The firm’s Global Selection Forecast 2012 research — conducted in partnership with Oracle — is the first forecast report completed after the recession; it revealed data about missed opportunities throughout an organization’s hiring process that impacted confidence in new hires and their fit to the job. The research results were from more than 250 staffing directors and 2,000 new hires from 28 countries.
“For most companies, the actual process for making a hiring decision is less effective than a coin toss,” said Scott Erker, Ph.D., senior vice president of Selection Solutions at Development Dimensions International. “The key to making better hiring decisions is to know more – and guess less – about who you hire.”
Only 48 percent of all organizations rated the hiring process as highly effective while the same amount of staffing directors rated retaining new hires as a top priority.
The major findings include:
Where is the person we interviewed? When asked to name the top reasons for hiring mistakes, nearly one-third of staffing directors blamed over-reliance on a hiring manager’s evaluations and 21 percent blamed candidates who exaggerated their actual skills.
I didn’t apply for this job! While a little more than half (51 percent) of new hires are confident in their decision to accept a new job, the failure of the hiring process to paint a realistic picture of the job, department and company adds to the rest of new hires’ uncertainty. The research found that employers who do a better job of giving future candidates a realistic job preview produced hires that were more confident in their decisions, highly engaged and less likely to immediately look for another job.
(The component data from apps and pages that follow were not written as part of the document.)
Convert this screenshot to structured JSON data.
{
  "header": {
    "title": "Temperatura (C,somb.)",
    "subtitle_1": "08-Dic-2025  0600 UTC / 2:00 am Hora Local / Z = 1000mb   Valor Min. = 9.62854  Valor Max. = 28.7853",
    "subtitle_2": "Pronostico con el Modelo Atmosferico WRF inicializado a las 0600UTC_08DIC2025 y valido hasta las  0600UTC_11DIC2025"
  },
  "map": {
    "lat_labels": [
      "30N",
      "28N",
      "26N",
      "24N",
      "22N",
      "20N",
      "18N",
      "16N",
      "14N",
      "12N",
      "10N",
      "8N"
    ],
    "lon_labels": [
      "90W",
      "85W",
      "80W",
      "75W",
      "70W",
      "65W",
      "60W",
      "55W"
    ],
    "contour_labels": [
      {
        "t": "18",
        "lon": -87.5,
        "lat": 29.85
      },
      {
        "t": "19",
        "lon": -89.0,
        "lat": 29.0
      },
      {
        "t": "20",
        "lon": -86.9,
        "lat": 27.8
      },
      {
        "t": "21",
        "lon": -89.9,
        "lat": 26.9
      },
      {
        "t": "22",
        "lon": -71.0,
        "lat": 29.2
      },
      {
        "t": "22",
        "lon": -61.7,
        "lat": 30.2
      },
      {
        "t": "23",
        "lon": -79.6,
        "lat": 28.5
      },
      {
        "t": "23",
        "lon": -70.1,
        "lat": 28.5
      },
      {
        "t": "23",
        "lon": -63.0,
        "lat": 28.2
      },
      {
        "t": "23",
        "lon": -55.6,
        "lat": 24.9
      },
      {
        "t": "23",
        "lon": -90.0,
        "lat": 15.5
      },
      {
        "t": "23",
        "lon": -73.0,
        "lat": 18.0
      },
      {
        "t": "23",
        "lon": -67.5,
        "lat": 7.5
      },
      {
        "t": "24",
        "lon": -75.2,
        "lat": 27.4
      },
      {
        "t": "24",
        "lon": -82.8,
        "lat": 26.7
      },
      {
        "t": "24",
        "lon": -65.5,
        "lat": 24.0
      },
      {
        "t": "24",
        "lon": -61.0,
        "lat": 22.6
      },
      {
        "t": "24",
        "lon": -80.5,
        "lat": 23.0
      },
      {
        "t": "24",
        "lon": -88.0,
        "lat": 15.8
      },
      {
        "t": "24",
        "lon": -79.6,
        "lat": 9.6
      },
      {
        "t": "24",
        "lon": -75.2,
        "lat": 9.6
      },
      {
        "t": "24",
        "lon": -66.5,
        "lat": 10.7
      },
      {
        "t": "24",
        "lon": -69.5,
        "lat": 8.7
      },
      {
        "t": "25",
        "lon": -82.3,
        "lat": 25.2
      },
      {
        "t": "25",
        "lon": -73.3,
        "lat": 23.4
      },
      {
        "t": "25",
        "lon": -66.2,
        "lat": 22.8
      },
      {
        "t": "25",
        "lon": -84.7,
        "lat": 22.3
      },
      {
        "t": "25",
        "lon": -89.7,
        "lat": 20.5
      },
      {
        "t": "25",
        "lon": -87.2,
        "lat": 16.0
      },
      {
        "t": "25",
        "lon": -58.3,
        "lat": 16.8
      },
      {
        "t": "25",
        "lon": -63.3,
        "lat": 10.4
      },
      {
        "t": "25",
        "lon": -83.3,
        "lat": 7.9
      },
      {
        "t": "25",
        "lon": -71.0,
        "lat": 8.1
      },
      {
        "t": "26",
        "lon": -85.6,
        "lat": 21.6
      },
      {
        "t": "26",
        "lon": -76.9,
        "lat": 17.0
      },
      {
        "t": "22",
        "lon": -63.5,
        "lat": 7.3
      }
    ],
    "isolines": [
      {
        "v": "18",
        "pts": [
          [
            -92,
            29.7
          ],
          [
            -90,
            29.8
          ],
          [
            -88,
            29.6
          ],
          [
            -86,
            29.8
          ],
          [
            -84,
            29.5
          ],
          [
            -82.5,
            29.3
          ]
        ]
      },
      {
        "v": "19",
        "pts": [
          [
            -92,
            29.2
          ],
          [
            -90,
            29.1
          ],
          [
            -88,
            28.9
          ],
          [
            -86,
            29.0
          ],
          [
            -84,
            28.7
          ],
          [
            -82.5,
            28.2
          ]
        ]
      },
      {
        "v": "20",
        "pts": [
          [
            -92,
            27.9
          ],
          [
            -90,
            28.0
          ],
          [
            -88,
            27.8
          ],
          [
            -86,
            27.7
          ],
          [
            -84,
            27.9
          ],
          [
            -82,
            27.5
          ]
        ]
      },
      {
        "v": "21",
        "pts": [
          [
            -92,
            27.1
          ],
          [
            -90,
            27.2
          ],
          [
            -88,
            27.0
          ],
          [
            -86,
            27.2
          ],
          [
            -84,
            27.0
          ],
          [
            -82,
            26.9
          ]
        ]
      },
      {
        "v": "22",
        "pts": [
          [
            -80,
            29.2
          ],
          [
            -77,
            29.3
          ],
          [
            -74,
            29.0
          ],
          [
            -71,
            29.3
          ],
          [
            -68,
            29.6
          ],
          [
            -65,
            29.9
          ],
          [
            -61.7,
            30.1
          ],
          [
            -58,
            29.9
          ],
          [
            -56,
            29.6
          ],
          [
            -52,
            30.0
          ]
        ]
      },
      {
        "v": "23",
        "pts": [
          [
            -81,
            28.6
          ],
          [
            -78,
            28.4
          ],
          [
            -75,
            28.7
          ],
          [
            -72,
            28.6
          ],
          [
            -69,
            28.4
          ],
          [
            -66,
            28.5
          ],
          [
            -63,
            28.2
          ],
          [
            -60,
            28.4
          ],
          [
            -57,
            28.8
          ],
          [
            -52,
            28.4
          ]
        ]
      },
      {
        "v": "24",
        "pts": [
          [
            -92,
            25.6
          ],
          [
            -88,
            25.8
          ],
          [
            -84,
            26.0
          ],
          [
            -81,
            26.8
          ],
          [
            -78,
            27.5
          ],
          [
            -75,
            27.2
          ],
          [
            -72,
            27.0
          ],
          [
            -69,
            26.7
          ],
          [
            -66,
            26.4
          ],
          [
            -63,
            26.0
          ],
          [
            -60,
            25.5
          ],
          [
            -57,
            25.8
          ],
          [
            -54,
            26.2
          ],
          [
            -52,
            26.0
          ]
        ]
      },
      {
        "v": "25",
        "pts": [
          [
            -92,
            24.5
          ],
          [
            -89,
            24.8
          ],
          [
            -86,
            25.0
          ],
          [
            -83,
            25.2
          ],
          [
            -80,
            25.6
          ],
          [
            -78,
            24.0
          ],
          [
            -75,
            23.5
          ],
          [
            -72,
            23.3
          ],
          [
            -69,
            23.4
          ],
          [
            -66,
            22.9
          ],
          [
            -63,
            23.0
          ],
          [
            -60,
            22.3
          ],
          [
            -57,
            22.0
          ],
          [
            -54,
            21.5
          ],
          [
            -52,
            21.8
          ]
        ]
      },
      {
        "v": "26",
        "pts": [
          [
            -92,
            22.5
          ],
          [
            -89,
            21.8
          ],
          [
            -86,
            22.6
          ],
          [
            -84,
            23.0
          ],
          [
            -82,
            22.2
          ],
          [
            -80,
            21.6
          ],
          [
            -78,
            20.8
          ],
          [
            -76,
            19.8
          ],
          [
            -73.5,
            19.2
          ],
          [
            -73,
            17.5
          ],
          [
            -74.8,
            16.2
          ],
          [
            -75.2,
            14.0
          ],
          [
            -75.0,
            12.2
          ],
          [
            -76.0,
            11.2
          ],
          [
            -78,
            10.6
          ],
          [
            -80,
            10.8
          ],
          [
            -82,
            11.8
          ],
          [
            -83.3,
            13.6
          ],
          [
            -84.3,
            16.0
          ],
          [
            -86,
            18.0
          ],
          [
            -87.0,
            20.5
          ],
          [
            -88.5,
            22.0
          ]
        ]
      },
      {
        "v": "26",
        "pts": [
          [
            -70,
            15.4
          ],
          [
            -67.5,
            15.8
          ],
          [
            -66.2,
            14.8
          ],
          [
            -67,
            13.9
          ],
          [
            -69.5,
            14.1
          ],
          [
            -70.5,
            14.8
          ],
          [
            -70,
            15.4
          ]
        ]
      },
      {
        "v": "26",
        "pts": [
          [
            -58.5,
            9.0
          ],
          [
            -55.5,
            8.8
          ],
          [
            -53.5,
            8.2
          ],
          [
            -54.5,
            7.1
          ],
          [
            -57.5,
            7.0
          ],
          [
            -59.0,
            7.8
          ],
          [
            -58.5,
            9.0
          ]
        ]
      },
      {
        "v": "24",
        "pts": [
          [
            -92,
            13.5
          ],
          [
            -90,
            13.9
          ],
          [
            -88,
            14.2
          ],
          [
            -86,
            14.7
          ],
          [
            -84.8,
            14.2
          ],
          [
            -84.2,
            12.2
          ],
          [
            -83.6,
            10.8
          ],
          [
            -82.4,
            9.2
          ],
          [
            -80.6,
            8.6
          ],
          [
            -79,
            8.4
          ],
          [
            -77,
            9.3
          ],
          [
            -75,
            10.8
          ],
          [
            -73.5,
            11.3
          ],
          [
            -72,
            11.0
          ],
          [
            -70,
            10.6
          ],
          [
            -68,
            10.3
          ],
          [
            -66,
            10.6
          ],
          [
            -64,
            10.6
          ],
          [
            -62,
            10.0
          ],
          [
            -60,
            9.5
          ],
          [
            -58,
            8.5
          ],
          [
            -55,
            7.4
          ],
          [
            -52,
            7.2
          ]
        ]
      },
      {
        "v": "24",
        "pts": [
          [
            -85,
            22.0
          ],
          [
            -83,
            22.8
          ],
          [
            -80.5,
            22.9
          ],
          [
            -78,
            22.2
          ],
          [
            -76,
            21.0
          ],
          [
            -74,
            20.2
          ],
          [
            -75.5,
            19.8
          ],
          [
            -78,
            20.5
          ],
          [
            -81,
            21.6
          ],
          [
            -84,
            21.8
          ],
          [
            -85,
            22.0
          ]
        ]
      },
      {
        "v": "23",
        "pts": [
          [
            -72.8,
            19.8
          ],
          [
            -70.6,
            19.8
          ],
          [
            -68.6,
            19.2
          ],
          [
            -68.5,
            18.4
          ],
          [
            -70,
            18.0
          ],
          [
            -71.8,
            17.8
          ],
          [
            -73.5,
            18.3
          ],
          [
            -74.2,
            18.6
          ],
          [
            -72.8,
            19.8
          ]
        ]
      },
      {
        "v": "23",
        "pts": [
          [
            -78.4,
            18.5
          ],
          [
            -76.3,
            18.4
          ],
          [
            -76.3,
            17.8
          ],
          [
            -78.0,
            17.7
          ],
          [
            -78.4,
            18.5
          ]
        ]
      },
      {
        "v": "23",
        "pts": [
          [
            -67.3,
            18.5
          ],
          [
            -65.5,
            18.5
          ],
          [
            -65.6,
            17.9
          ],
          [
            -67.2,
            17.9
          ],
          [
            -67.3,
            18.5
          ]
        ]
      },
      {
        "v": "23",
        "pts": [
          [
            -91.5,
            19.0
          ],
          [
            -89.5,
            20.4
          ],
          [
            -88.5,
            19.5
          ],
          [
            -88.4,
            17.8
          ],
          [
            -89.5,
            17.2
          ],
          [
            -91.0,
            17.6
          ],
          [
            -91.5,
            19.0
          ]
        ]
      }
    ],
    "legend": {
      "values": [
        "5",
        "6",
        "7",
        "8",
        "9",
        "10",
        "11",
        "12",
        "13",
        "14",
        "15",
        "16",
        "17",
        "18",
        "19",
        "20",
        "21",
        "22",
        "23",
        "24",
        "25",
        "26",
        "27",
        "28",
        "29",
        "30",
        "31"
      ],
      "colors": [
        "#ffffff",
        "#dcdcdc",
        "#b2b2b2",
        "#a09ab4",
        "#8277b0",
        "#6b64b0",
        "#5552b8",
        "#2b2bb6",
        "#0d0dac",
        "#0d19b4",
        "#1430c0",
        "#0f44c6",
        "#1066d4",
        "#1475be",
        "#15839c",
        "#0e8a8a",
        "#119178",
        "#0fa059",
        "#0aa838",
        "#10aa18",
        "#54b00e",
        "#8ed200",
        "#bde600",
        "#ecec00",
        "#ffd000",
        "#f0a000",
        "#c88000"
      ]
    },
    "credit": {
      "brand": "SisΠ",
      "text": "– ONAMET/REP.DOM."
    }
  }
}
Bad interviews do more harm. Only one in three staffing directors said their hiring managers are skilled at conducting high-quality interviews and that same number reported being satisfied with their interviewer-training program.